U.S. Department of Energy Seeks Comments on Transmission Line Congestion
The U.S. Department of Energy (DOE) is seeking comments, and inviting the public to attend four regional pre-study workshops, for the purpose of providing input to DOE’s upcoming study of electric transmission congestion. The study will address congestion issues throughout the U.S., except for the Electric Reliability Council of Texas. The Energy Policy Act of 2005 (2005 EPAct) mandates that a congestion study be conducted by DOE every three years. On the basis of a congestion study, DOE may designate any area of congestion that adversely affects consumers as a national interest electric transmission corridor (National Interest Corridor). Once such corridors are designated, the federal government becomes authorized to issue siting permits for new transmission projects therein if certain triggering events occur.
Transmission line congestion can have adverse economic and/or reliability consequences for electric customers, because it can prevent generated electricity from reaching load centers. Congress addressed the concern about the ability of the transmission system to handle increasing electric demands in the 2005 EPAct. That major piece of legislation contained a number of provisions dealing with transmission issues, one of which required DOE to conduct triennial transmission congestion studies.
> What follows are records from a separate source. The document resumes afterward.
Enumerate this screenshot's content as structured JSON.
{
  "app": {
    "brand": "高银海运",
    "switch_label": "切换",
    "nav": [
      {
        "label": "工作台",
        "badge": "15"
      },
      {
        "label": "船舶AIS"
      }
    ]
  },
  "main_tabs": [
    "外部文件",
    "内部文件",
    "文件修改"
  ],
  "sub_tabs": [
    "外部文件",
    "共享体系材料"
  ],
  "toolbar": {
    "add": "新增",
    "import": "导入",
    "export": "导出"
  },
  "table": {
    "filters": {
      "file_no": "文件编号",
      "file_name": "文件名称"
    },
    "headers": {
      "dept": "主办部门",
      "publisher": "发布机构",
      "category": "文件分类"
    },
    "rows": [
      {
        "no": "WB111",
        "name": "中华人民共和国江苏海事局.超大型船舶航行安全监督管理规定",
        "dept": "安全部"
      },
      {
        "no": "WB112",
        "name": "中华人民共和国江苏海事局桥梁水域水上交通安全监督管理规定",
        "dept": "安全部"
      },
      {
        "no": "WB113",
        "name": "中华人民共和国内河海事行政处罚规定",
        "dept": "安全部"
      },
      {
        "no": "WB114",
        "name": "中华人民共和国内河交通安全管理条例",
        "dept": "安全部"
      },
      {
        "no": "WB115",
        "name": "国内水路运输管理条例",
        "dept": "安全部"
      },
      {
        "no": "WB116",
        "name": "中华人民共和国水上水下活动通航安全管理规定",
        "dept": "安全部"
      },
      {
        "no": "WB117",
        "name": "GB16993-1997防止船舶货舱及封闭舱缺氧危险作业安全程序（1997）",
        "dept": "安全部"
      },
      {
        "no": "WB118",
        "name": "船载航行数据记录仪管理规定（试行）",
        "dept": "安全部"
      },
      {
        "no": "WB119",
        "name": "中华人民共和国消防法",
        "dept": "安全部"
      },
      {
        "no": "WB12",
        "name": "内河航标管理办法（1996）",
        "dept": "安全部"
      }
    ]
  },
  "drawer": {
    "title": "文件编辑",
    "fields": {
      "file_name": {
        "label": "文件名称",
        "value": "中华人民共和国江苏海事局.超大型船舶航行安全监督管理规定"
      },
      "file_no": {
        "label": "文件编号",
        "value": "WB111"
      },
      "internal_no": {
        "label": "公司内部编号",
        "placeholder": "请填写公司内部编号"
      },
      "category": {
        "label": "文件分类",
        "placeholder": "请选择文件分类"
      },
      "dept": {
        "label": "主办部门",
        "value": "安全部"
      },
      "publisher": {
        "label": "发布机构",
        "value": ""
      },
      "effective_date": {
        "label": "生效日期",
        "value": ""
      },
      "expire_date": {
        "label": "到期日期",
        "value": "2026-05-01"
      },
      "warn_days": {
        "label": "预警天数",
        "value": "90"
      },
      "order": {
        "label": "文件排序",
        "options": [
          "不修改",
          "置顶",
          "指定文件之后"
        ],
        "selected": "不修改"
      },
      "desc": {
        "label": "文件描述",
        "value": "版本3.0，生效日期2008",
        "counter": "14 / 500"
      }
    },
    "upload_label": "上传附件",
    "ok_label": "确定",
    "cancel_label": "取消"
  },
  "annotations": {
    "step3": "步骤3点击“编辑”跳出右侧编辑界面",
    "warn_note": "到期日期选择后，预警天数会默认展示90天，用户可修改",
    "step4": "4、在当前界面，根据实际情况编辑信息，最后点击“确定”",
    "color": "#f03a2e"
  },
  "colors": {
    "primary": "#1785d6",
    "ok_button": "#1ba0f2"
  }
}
Although the congestion studies provide informative data for the industry and policy makers to consider, the primary significance of the studies is that DOE may, on the basis of a study, designate certain geographic areas that are experiencing congestion as National Interest Corridors. Entities proposing to build transmission projects within a National Interest Corridor may avail themselves of federal “backstop” siting authority under certain circumstances, including if the state siting authority does not issue a siting permit within one year of application. As states previously had exclusive domain over the siting of electric transmission lines, the provision for “backstop” federal siting authority was subject to sharp debates before enactment and remains controversial.
DOE’s first two congestion studies were performed in 2006 and 2009. Based on the 2006 study, DOE designated large geographical areas in the eastern and western parts of the country as National Interest Corridors. That study and corridor designations were vacated in February 2011 by an appellate court because the court found that DOE had not adequately consulted with states as required by the statute, and had not given adequate consideration to whether an Environmental Impact Statement was needed to support the action. Thus, there are currently no National Interest Corridors designated, and the 2012 study could be the basis to propose new ones.
In a Nov. 10, 2011 Federal Register notice, DOE laid out its plan for developing the 2012 transmission congestion study, which is due to be finalized next August. DOE noted that it would rely on a review of publically available data relating to the electric system for the 2012 study, as it did in the 2009 study. It listed types of data it would consider as including electric market analyses, energy flows, interconnection queues, generation plans, load forecasts, the impact of environmental regulation, and planning documents submitted to the Federal Energy Regulatory Commission pursuant to that Commission’s Order No. 890. Notably, as directed in the American Reinvestment and Recovery Act of 2009, DOE will include in the study an analysis of significant potential sources of renewable energy that are constrained by lack of adequate transmission capacity. This would lay the foundation for a possible designation of National Interest Corridors that could facilitate the siting of transmission lines to serve renewable resources.
In the first phase of its 2012 study, DOE “seeks comments on what publicly-available data and information should be considered, and what types of analysis should be performed to identify and understand the significance and character of transmission congestion.” The public may submit comments starting immediately and DOE asks that all comments suggesting appropriate analyses or studies be submitted no later than Jan. 31, 2012. In addition, DOE will be hosting public workshops in December related to the 2012 study in Philadelphia, St. Louis, Portland, Ore., and San Diego. DOE will then release a draft 2012 study for a 60-day comment period, after which it will issue the final version.